◆ PROBLEM DETAILS
Word for word, print all of the lines below.

◆ RAW DATA
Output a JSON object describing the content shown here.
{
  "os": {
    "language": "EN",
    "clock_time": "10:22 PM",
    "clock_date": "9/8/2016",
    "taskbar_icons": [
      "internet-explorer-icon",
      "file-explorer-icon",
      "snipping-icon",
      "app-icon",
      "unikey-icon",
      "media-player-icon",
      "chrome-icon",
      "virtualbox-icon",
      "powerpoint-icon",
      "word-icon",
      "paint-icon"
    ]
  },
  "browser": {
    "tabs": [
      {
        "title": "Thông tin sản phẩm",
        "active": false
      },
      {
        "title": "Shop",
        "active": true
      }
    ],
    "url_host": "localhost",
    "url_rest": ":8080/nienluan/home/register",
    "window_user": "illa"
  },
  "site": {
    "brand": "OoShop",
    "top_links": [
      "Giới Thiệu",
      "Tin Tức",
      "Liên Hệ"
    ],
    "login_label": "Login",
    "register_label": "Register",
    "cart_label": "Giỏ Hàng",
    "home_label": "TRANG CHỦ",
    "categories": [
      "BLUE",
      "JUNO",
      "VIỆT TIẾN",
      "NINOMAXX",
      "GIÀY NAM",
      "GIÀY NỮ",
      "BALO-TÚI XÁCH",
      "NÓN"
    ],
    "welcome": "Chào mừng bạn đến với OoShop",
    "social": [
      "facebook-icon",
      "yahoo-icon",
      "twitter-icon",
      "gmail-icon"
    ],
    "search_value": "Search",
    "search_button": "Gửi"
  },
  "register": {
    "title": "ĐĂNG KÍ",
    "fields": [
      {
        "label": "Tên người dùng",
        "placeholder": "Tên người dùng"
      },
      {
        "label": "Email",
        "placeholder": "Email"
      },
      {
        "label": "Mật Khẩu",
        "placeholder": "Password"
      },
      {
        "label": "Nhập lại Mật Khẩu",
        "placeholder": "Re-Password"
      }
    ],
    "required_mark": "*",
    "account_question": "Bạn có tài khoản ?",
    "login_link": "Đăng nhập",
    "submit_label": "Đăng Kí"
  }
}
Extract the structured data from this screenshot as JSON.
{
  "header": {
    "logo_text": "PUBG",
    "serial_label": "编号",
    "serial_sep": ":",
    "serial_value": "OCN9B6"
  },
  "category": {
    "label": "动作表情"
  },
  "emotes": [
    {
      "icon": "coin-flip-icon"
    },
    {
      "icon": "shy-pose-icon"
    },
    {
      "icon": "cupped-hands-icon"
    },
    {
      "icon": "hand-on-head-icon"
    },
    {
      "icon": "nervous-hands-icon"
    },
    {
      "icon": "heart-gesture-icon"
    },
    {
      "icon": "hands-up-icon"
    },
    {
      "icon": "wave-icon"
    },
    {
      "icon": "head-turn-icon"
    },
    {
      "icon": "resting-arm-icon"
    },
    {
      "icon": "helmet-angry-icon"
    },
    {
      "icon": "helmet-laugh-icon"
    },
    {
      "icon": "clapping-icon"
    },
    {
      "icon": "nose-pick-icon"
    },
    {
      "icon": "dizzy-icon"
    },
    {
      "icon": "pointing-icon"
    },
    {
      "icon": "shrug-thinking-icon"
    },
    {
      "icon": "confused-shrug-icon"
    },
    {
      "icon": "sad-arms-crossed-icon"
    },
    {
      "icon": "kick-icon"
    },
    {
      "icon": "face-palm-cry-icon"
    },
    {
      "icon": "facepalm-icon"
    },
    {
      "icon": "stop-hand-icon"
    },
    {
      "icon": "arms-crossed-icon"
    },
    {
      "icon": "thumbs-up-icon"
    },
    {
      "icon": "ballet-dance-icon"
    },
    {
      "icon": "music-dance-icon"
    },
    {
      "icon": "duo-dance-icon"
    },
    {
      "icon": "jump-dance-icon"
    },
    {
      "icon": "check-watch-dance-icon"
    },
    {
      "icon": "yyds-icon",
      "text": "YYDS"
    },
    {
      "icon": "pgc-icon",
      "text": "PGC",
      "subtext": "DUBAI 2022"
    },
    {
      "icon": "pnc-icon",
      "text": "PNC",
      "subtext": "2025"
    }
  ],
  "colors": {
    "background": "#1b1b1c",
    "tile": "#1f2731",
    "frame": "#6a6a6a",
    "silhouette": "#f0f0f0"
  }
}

◆ SOLUTION FOR THIS PROBLEM
Output a JSON object describing the content shown here.
{
  "os": {
    "language": "EN",
    "clock_time": "10:22 PM",
    "clock_date": "9/8/2016",
    "taskbar_icons": [
      "internet-explorer-icon",
      "file-explorer-icon",
      "snipping-icon",
      "app-icon",
      "unikey-icon",
      "media-player-icon",
      "chrome-icon",
      "virtualbox-icon",
      "powerpoint-icon",
      "word-icon",
      "paint-icon"
    ]
  },
  "browser": {
    "tabs": [
      {
        "title": "Thông tin sản phẩm",
        "active": false
      },
      {
        "title": "Shop",
        "active": true
      }
    ],
    "url_host": "localhost",
    "url_rest": ":8080/nienluan/home/register",
    "window_user": "illa"
  },
  "site": {
    "brand": "OoShop",
    "top_links": [
      "Giới Thiệu",
      "Tin Tức",
      "Liên Hệ"
    ],
    "login_label": "Login",
    "register_label": "Register",
    "cart_label": "Giỏ Hàng",
    "home_label": "TRANG CHỦ",
    "categories": [
      "BLUE",
      "JUNO",
      "VIỆT TIẾN",
      "NINOMAXX",
      "GIÀY NAM",
      "GIÀY NỮ",
      "BALO-TÚI XÁCH",
      "NÓN"
    ],
    "welcome": "Chào mừng bạn đến với OoShop",
    "social": [
      "facebook-icon",
      "yahoo-icon",
      "twitter-icon",
      "gmail-icon"
    ],
    "search_value": "Search",
    "search_button": "Gửi"
  },
  "register": {
    "title": "ĐĂNG KÍ",
    "fields": [
      {
        "label": "Tên người dùng",
        "placeholder": "Tên người dùng"
      },
      {
        "label": "Email",
        "placeholder": "Email"
      },
      {
        "label": "Mật Khẩu",
        "placeholder": "Password"
      },
      {
        "label": "Nhập lại Mật Khẩu",
        "placeholder": "Re-Password"
      }
    ],
    "required_mark": "*",
    "account_question": "Bạn có tài khoản ?",
    "login_link": "Đăng nhập",
    "submit_label": "Đăng Kí"
  }
}
Extract the structured data from this screenshot as JSON.
{
  "header": {
    "logo_text": "PUBG",
    "serial_label": "编号",
    "serial_sep": ":",
    "serial_value": "OCN9B6"
  },
  "category": {
    "label": "动作表情"
  },
  "emotes": [
    {
      "icon": "coin-flip-icon"
    },
    {
      "icon": "shy-pose-icon"
    },
    {
      "icon": "cupped-hands-icon"
    },
    {
      "icon": "hand-on-head-icon"
    },
    {
      "icon": "nervous-hands-icon"
    },
    {
      "icon": "heart-gesture-icon"
    },
    {
      "icon": "hands-up-icon"
    },
    {
      "icon": "wave-icon"
    },
    {
      "icon": "head-turn-icon"
    },
    {
      "icon": "resting-arm-icon"
    },
    {
      "icon": "helmet-angry-icon"
    },
    {
      "icon": "helmet-laugh-icon"
    },
    {
      "icon": "clapping-icon"
    },
    {
      "icon": "nose-pick-icon"
    },
    {
      "icon": "dizzy-icon"
    },
    {
      "icon": "pointing-icon"
    },
    {
      "icon": "shrug-thinking-icon"
    },
    {
      "icon": "confused-shrug-icon"
    },
    {
      "icon": "sad-arms-crossed-icon"
    },
    {
      "icon": "kick-icon"
    },
    {
      "icon": "face-palm-cry-icon"
    },
    {
      "icon": "facepalm-icon"
    },
    {
      "icon": "stop-hand-icon"
    },
    {
      "icon": "arms-crossed-icon"
    },
    {
      "icon": "thumbs-up-icon"
    },
    {
      "icon": "ballet-dance-icon"
    },
    {
      "icon": "music-dance-icon"
    },
    {
      "icon": "duo-dance-icon"
    },
    {
      "icon": "jump-dance-icon"
    },
    {
      "icon": "check-watch-dance-icon"
    },
    {
      "icon": "yyds-icon",
      "text": "YYDS"
    },
    {
      "icon": "pgc-icon",
      "text": "PGC",
      "subtext": "DUBAI 2022"
    },
    {
      "icon": "pnc-icon",
      "text": "PNC",
      "subtext": "2025"
    }
  ],
  "colors": {
    "background": "#1b1b1c",
    "tile": "#1f2731",
    "frame": "#6a6a6a",
    "silhouette": "#f0f0f0"
  }
}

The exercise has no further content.